■ **Provided data**
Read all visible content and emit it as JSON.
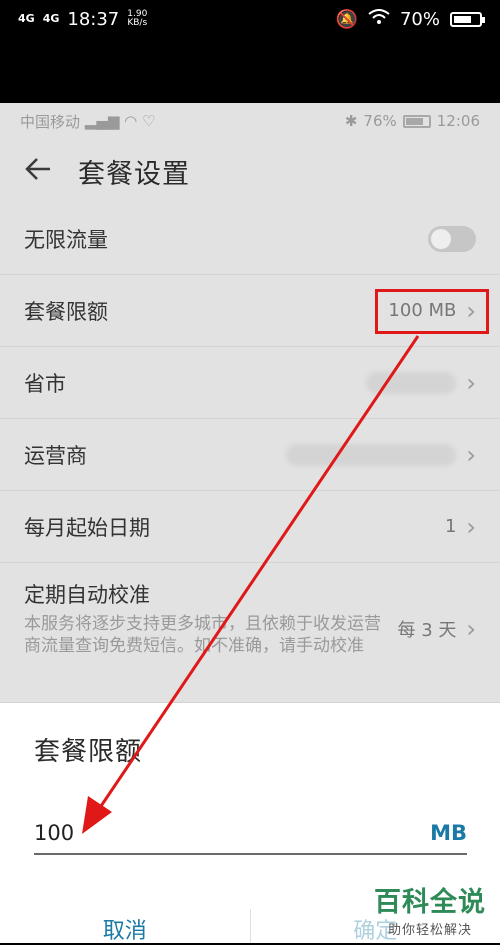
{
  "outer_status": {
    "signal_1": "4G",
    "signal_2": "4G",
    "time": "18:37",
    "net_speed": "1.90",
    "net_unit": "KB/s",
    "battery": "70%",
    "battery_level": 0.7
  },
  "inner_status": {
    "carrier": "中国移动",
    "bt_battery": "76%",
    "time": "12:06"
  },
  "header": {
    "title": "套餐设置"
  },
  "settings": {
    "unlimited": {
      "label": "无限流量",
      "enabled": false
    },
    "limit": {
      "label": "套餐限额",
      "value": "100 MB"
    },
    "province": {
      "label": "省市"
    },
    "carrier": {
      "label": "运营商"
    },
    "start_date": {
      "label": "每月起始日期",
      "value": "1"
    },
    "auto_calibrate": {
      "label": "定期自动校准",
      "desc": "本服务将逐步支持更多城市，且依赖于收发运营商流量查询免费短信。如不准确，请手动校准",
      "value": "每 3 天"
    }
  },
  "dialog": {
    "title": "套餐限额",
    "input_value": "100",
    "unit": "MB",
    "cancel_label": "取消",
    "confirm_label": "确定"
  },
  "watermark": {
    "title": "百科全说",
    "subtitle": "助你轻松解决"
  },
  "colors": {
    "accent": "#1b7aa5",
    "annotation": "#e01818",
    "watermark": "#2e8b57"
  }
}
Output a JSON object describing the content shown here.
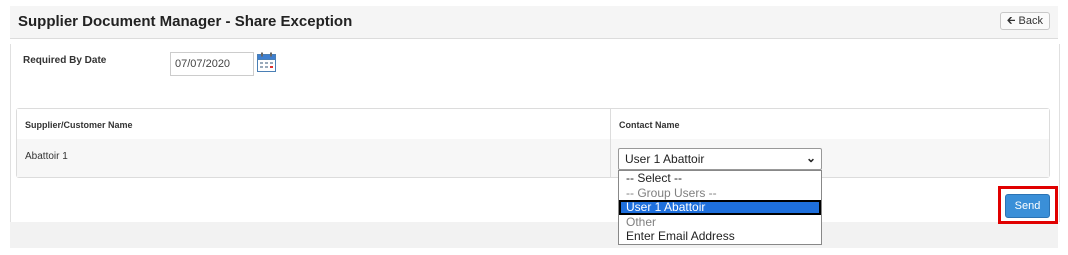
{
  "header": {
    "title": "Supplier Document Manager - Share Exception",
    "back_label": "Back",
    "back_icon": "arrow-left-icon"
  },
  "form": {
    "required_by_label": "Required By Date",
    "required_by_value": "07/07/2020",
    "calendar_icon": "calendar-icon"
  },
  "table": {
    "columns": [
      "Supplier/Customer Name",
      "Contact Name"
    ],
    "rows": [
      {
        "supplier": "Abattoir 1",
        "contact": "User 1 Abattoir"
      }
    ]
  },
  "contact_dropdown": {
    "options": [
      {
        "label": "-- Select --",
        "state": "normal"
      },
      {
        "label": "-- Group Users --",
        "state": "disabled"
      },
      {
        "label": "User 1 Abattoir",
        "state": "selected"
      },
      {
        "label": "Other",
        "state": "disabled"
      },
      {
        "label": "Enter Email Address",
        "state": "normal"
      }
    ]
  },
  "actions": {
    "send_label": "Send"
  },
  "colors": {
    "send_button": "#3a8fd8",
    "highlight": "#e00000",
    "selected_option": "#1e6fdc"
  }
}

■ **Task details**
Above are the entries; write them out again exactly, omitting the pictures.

■ **Answer section**
Read all visible content and emit it as JSON.
{
  "outer_status": {
    "signal_1": "4G",
    "signal_2": "4G",
    "time": "18:37",
    "net_speed": "1.90",
    "net_unit": "KB/s",
    "battery": "70%",
    "battery_level": 0.7
  },
  "inner_status": {
    "carrier": "中国移动",
    "bt_battery": "76%",
    "time": "12:06"
  },
  "header": {
    "title": "套餐设置"
  },
  "settings": {
    "unlimited": {
      "label": "无限流量",
      "enabled": false
    },
    "limit": {
      "label": "套餐限额",
      "value": "100 MB"
    },
    "province": {
      "label": "省市"
    },
    "carrier": {
      "label": "运营商"
    },
    "start_date": {
      "label": "每月起始日期",
      "value": "1"
    },
    "auto_calibrate": {
      "label": "定期自动校准",
      "desc": "本服务将逐步支持更多城市，且依赖于收发运营商流量查询免费短信。如不准确，请手动校准",
      "value": "每 3 天"
    }
  },
  "dialog": {
    "title": "套餐限额",
    "input_value": "100",
    "unit": "MB",
    "cancel_label": "取消",
    "confirm_label": "确定"
  },
  "watermark": {
    "title": "百科全说",
    "subtitle": "助你轻松解决"
  },
  "colors": {
    "accent": "#1b7aa5",
    "annotation": "#e01818",
    "watermark": "#2e8b57"
  }
}
Output a JSON object describing the content shown here.
{
  "header": {
    "title": "Supplier Document Manager - Share Exception",
    "back_label": "Back",
    "back_icon": "arrow-left-icon"
  },
  "form": {
    "required_by_label": "Required By Date",
    "required_by_value": "07/07/2020",
    "calendar_icon": "calendar-icon"
  },
  "table": {
    "columns": [
      "Supplier/Customer Name",
      "Contact Name"
    ],
    "rows": [
      {
        "supplier": "Abattoir 1",
        "contact": "User 1 Abattoir"
      }
    ]
  },
  "contact_dropdown": {
    "options": [
      {
        "label": "-- Select --",
        "state": "normal"
      },
      {
        "label": "-- Group Users --",
        "state": "disabled"
      },
      {
        "label": "User 1 Abattoir",
        "state": "selected"
      },
      {
        "label": "Other",
        "state": "disabled"
      },
      {
        "label": "Enter Email Address",
        "state": "normal"
      }
    ]
  },
  "actions": {
    "send_label": "Send"
  },
  "colors": {
    "send_button": "#3a8fd8",
    "highlight": "#e00000",
    "selected_option": "#1e6fdc"
  }
}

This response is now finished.